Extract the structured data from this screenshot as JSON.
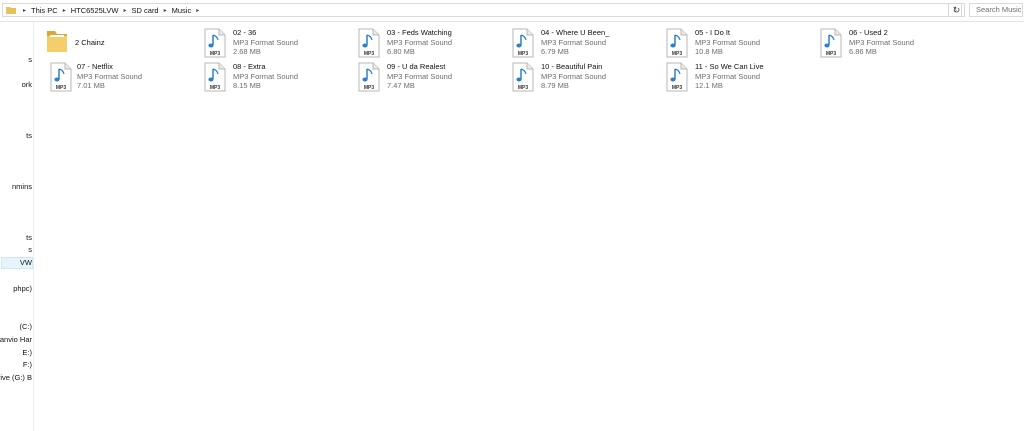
{
  "address": {
    "crumbs": [
      "This PC",
      "HTC6525LVW",
      "SD card",
      "Music"
    ]
  },
  "search": {
    "placeholder": "Search Music"
  },
  "nav_items": [
    "s",
    "ork",
    "ts",
    "nmins",
    "ts",
    "s",
    "VW",
    "phpc)",
    "(C:)",
    "anvio Har",
    "E:)",
    "F:)",
    "rive (G:) B"
  ],
  "files": [
    {
      "name": "2 Chainz",
      "type": "",
      "size": "",
      "kind": "folder"
    },
    {
      "name": "02 - 36",
      "type": "MP3 Format Sound",
      "size": "2.68 MB",
      "kind": "mp3"
    },
    {
      "name": "03 - Feds Watching",
      "type": "MP3 Format Sound",
      "size": "6.80 MB",
      "kind": "mp3"
    },
    {
      "name": "04 - Where U Been_",
      "type": "MP3 Format Sound",
      "size": "6.79 MB",
      "kind": "mp3"
    },
    {
      "name": "05 - I Do It",
      "type": "MP3 Format Sound",
      "size": "10.8 MB",
      "kind": "mp3"
    },
    {
      "name": "06 - Used 2",
      "type": "MP3 Format Sound",
      "size": "6.86 MB",
      "kind": "mp3"
    },
    {
      "name": "07 - Netflix",
      "type": "MP3 Format Sound",
      "size": "7.01 MB",
      "kind": "mp3"
    },
    {
      "name": "08 - Extra",
      "type": "MP3 Format Sound",
      "size": "8.15 MB",
      "kind": "mp3"
    },
    {
      "name": "09 - U da Realest",
      "type": "MP3 Format Sound",
      "size": "7.47 MB",
      "kind": "mp3"
    },
    {
      "name": "10 - Beautiful Pain",
      "type": "MP3 Format Sound",
      "size": "8.79 MB",
      "kind": "mp3"
    },
    {
      "name": "11 - So We Can Live",
      "type": "MP3 Format Sound",
      "size": "12.1 MB",
      "kind": "mp3"
    }
  ],
  "icon_label": "MP3",
  "colors": {
    "folder": "#e8c15a",
    "note": "#2f7fc6",
    "selected": "#e5f3fb"
  }
}
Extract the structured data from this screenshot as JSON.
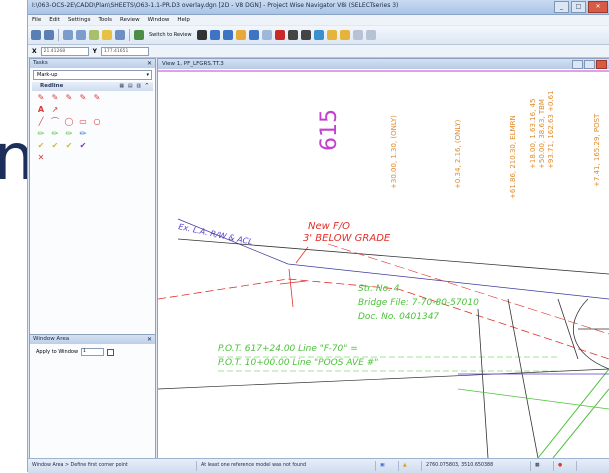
{
  "window": {
    "title": "I:\\063-OCS-2E\\CADD\\Plan\\SHEETS\\O63-1.1-PR.D3 overlay.dgn [2D - V8 DGN] - Project Wise Navigator V8i (SELECTseries 3)"
  },
  "menu": [
    "File",
    "Edit",
    "Settings",
    "Tools",
    "Review",
    "Window",
    "Help"
  ],
  "toolbar": {
    "switch_label": "Switch to Review"
  },
  "coords": {
    "x_label": "X",
    "x_value": "21.41268",
    "y_label": "Y",
    "y_value": "177.41651"
  },
  "tasks": {
    "title": "Tasks",
    "selected": "Mark-up",
    "section": "Redline",
    "section_controls": "▦ ▤ ▥ ^"
  },
  "window_area": {
    "title": "Window Area",
    "apply_label": "Apply to Window",
    "apply_value": "1"
  },
  "view": {
    "title": "View 1, PF_LFGRS.TT.3"
  },
  "drawing": {
    "station_num": "615",
    "vert1": "+30.00, 1.30, (ONLY)",
    "vert2": "+0.34, 2.16, (ONLY)",
    "vert3": "+61.86, 210.30, ELMRN",
    "vert4": "+18.00, 1.63.16, 45",
    "vert5": "+50.00, 38.63, TBM",
    "vert6": "+93.71, 162.63 +0.61",
    "vert7": "+7.41, 165.29, POST",
    "redline1": "New F/O",
    "redline2": "3' BELOW GRADE",
    "row_label": "Ex. L.A. R/W & ACL",
    "str_no": "Str. No. 4",
    "bridge_file": "Bridge File: 7-70-80-57010",
    "doc_no": "Doc. No. 0401347",
    "pot1": "P.O.T. 617+24.00 Line \"F-70\" =",
    "pot2": "P.O.T. 10+00.00 Line \"POOS AVE #\""
  },
  "status": {
    "left": "Window Area > Define first corner point",
    "middle": "At least one reference model was not found",
    "coords": "2760.075803, 3510.650388"
  },
  "colors": {
    "redline": "#e0302a",
    "markup_green": "#4cc23a",
    "station_magenta": "#c43fd0",
    "annotation_orange": "#e08a2a"
  }
}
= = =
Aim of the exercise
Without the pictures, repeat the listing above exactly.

Solution to this task
Extract the structured data from this screenshot as JSON.
{
  "address": {
    "crumbs": [
      "This PC",
      "HTC6525LVW",
      "SD card",
      "Music"
    ]
  },
  "search": {
    "placeholder": "Search Music"
  },
  "nav_items": [
    "s",
    "ork",
    "ts",
    "nmins",
    "ts",
    "s",
    "VW",
    "phpc)",
    "(C:)",
    "anvio Har",
    "E:)",
    "F:)",
    "rive (G:) B"
  ],
  "files": [
    {
      "name": "2 Chainz",
      "type": "",
      "size": "",
      "kind": "folder"
    },
    {
      "name": "02 - 36",
      "type": "MP3 Format Sound",
      "size": "2.68 MB",
      "kind": "mp3"
    },
    {
      "name": "03 - Feds Watching",
      "type": "MP3 Format Sound",
      "size": "6.80 MB",
      "kind": "mp3"
    },
    {
      "name": "04 - Where U Been_",
      "type": "MP3 Format Sound",
      "size": "6.79 MB",
      "kind": "mp3"
    },
    {
      "name": "05 - I Do It",
      "type": "MP3 Format Sound",
      "size": "10.8 MB",
      "kind": "mp3"
    },
    {
      "name": "06 - Used 2",
      "type": "MP3 Format Sound",
      "size": "6.86 MB",
      "kind": "mp3"
    },
    {
      "name": "07 - Netflix",
      "type": "MP3 Format Sound",
      "size": "7.01 MB",
      "kind": "mp3"
    },
    {
      "name": "08 - Extra",
      "type": "MP3 Format Sound",
      "size": "8.15 MB",
      "kind": "mp3"
    },
    {
      "name": "09 - U da Realest",
      "type": "MP3 Format Sound",
      "size": "7.47 MB",
      "kind": "mp3"
    },
    {
      "name": "10 - Beautiful Pain",
      "type": "MP3 Format Sound",
      "size": "8.79 MB",
      "kind": "mp3"
    },
    {
      "name": "11 - So We Can Live",
      "type": "MP3 Format Sound",
      "size": "12.1 MB",
      "kind": "mp3"
    }
  ],
  "icon_label": "MP3",
  "colors": {
    "folder": "#e8c15a",
    "note": "#2f7fc6",
    "selected": "#e5f3fb"
  }
}
Extract the structured data from this screenshot as JSON.
{
  "window": {
    "title": "I:\\063-OCS-2E\\CADD\\Plan\\SHEETS\\O63-1.1-PR.D3 overlay.dgn [2D - V8 DGN] - Project Wise Navigator V8i (SELECTseries 3)"
  },
  "menu": [
    "File",
    "Edit",
    "Settings",
    "Tools",
    "Review",
    "Window",
    "Help"
  ],
  "toolbar": {
    "switch_label": "Switch to Review"
  },
  "coords": {
    "x_label": "X",
    "x_value": "21.41268",
    "y_label": "Y",
    "y_value": "177.41651"
  },
  "tasks": {
    "title": "Tasks",
    "selected": "Mark-up",
    "section": "Redline",
    "section_controls": "▦ ▤ ▥ ^"
  },
  "window_area": {
    "title": "Window Area",
    "apply_label": "Apply to Window",
    "apply_value": "1"
  },
  "view": {
    "title": "View 1, PF_LFGRS.TT.3"
  },
  "drawing": {
    "station_num": "615",
    "vert1": "+30.00, 1.30, (ONLY)",
    "vert2": "+0.34, 2.16, (ONLY)",
    "vert3": "+61.86, 210.30, ELMRN",
    "vert4": "+18.00, 1.63.16, 45",
    "vert5": "+50.00, 38.63, TBM",
    "vert6": "+93.71, 162.63 +0.61",
    "vert7": "+7.41, 165.29, POST",
    "redline1": "New F/O",
    "redline2": "3' BELOW GRADE",
    "row_label": "Ex. L.A. R/W & ACL",
    "str_no": "Str. No. 4",
    "bridge_file": "Bridge File: 7-70-80-57010",
    "doc_no": "Doc. No. 0401347",
    "pot1": "P.O.T. 617+24.00 Line \"F-70\" =",
    "pot2": "P.O.T. 10+00.00 Line \"POOS AVE #\""
  },
  "status": {
    "left": "Window Area > Define first corner point",
    "middle": "At least one reference model was not found",
    "coords": "2760.075803, 3510.650388"
  },
  "colors": {
    "redline": "#e0302a",
    "markup_green": "#4cc23a",
    "station_magenta": "#c43fd0",
    "annotation_orange": "#e08a2a"
  }
}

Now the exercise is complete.